The Thunder still is searching for its first “quality” win after rolling over teams like Detroit, Cleveland and Toronto. Oklahoma City's wins this season have come against opponents with a combined record of 26-44, a 0.371 winning percentage. Golden State, at 6-5, is the only team the Thunder has defeated that currently sports a winning record.
The Clippers, on the other hand, have wins against Memphis, the Lakers, San Antonio (twice) and Miami among other teams. Going into Tuesday's games, none of the Clippers' wins came against an opponent that currently has a losing record. L.A.'s wins have come against opponents with a combined 0.602 winning percentage.
“They're good,” Collison said. “I think they're tough on a lot of teams. Chris Paul's obviously very good in pick-and-rolls and he draws a lot of attention. But they've got other talented players around him so they're a tough team to beat.”
In Blake Griffin, who played at OCS and OU, and DeAndre Jordan, the Clippers have two athletic big men who complement Paul perfectly as options in the pick-and-roll game. With both Griffin and Jordan, the Clippers force the Thunder to be locked in at all times defensively or risk giving up momentum-swinging alley-oop dunks. And with Crawford, Barnes, Caron Butler and Willie Green, the Clippers have shooters who can make the Thunder's defense pay if too much emphasis is placed on keeping Paul, Griffin and Jordan out of the paint.
Beyond that, the Clippers' bench has been fabulous, leading all teams with 42.2 points per game — exactly 11 more a night than the Thunder's reserves contribute.
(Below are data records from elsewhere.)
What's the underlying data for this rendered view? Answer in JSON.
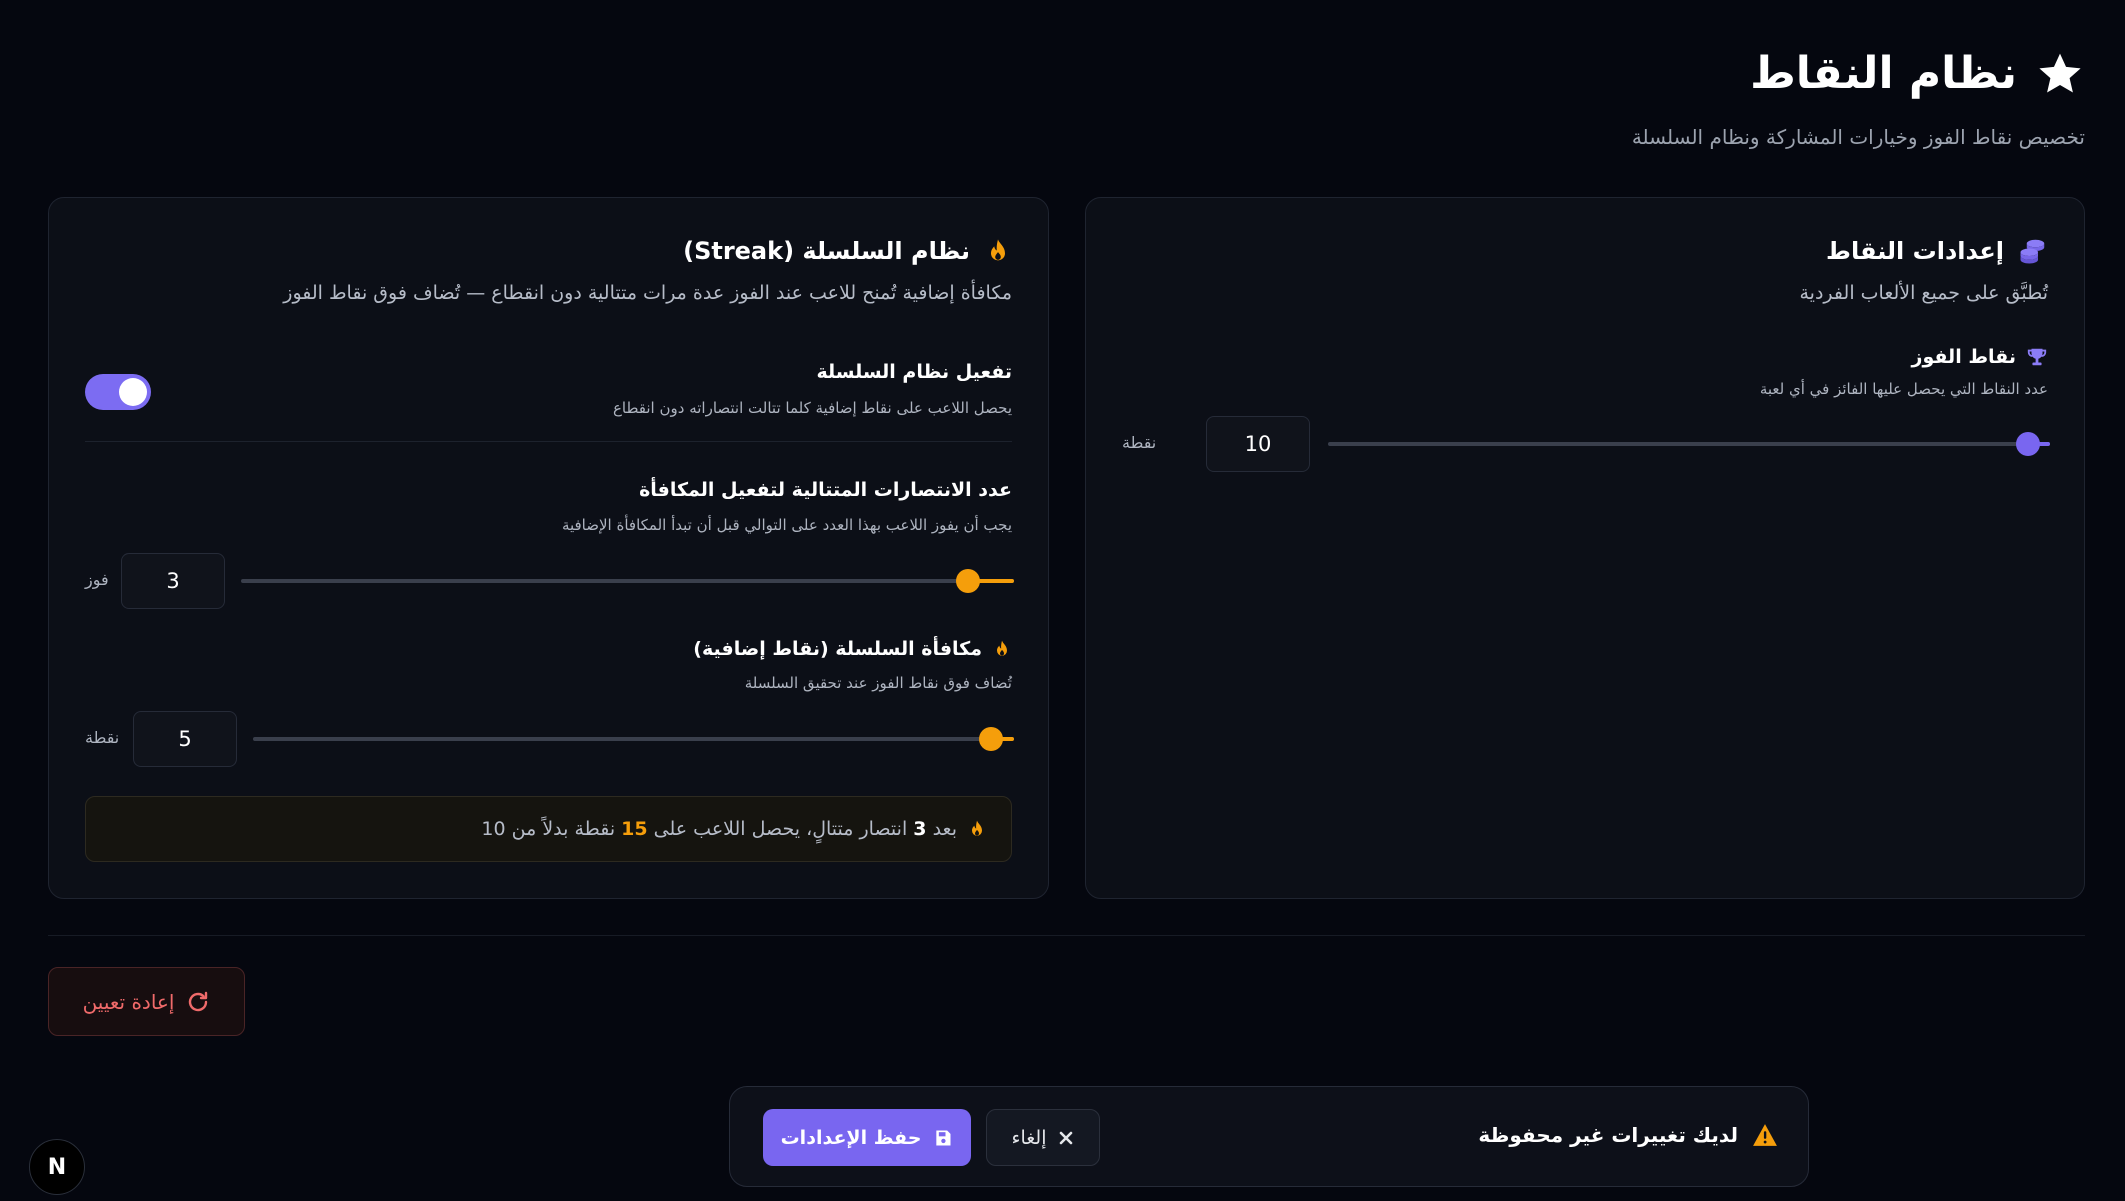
{
  "header": {
    "title": "نظام النقاط",
    "subtitle": "تخصيص نقاط الفوز وخيارات المشاركة ونظام السلسلة"
  },
  "points_card": {
    "title": "إعدادات النقاط",
    "description": "تُطبَّق على جميع الألعاب الفردية",
    "win_points": {
      "label": "نقاط الفوز",
      "description": "عدد النقاط التي يحصل عليها الفائز في أي لعبة",
      "value": "10",
      "unit": "نقطة",
      "fraction": 0.97
    }
  },
  "streak_card": {
    "title": "نظام السلسلة (Streak)",
    "description": "مكافأة إضافية تُمنح للاعب عند الفوز عدة مرات متتالية دون انقطاع — تُضاف فوق نقاط الفوز",
    "toggle": {
      "label": "تفعيل نظام السلسلة",
      "description": "يحصل اللاعب على نقاط إضافية كلما تتالت انتصاراته دون انقطاع",
      "enabled": true
    },
    "consecutive": {
      "label": "عدد الانتصارات المتتالية لتفعيل المكافأة",
      "description": "يجب أن يفوز اللاعب بهذا العدد على التوالي قبل أن تبدأ المكافأة الإضافية",
      "value": "3",
      "unit": "فوز",
      "fraction": 0.94
    },
    "bonus": {
      "label": "مكافأة السلسلة (نقاط إضافية)",
      "description": "تُضاف فوق نقاط الفوز عند تحقيق السلسلة",
      "value": "5",
      "unit": "نقطة",
      "fraction": 0.97
    },
    "summary": {
      "p1": "بعد",
      "wins": "3",
      "p2": "انتصار متتالٍ، يحصل اللاعب على",
      "total": "15",
      "p3": "نقطة بدلاً من 10"
    }
  },
  "actions": {
    "reset_label": "إعادة تعيين"
  },
  "save_bar": {
    "message": "لديك تغييرات غير محفوظة",
    "cancel_label": "إلغاء",
    "save_label": "حفظ الإعدادات"
  },
  "badge": {
    "letter": "N"
  },
  "colors": {
    "accent_purple": "#7966f0",
    "accent_orange": "#f59e0b",
    "danger": "#f06a6a",
    "background": "#05070f"
  },
  "icons": [
    "star-icon",
    "coins-icon",
    "trophy-icon",
    "flame-icon",
    "refresh-icon",
    "warning-icon",
    "close-icon",
    "save-icon"
  ]
}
Powered by their bench backcourt of Crawford, the team's leading scorer and the front-runner for Sixth Man of the Year, and Bledsoe, the ultra-athletic point guard, the Clippers are outscoring opposing benches by 18.1 points per game, good for second in the league behind Milwaukee.
“Their bench is much better than a year ago, and Bledsoe off the bench is a force,” Brooks said. “He has tenacity, he has toughness (and) he seems to always make the right plays, hustle plays.
“They had a good team last year, but obviously I think they're much better this year.”
Oklahoma City Thunder vs. Los Angeles Clippers
When: 6:30 p.m. Wednesday
Where: Chesapeake Energy Arena
TV: Fox Sports Oklahoma (Cox 37/HD 722, DirecTV 679, Dish 416, U-Verse 754/HD 1754), ESPN (Cox 29/HD 720, DirecTV 206, Dish 140, U-Verse 602/HD1602).
Radio: WWLS 98.1-FM, WWLS 640-AM
Three things to know
* The Thunder is 6-9 all-time against the Clippers, including a 1-3 record in last year's four-game series.
* The Clippers are on a league-best six-game winning streak and are the only remaining unbeaten team on the road this season.
* After averaging a league-worst 18.5 assists last year, the Thunder is now averaging 22.4 assists, good for seventh in the league before Tuesday's games. The Thunder is coming off back-to-back games of a recording a season-high 31 assists.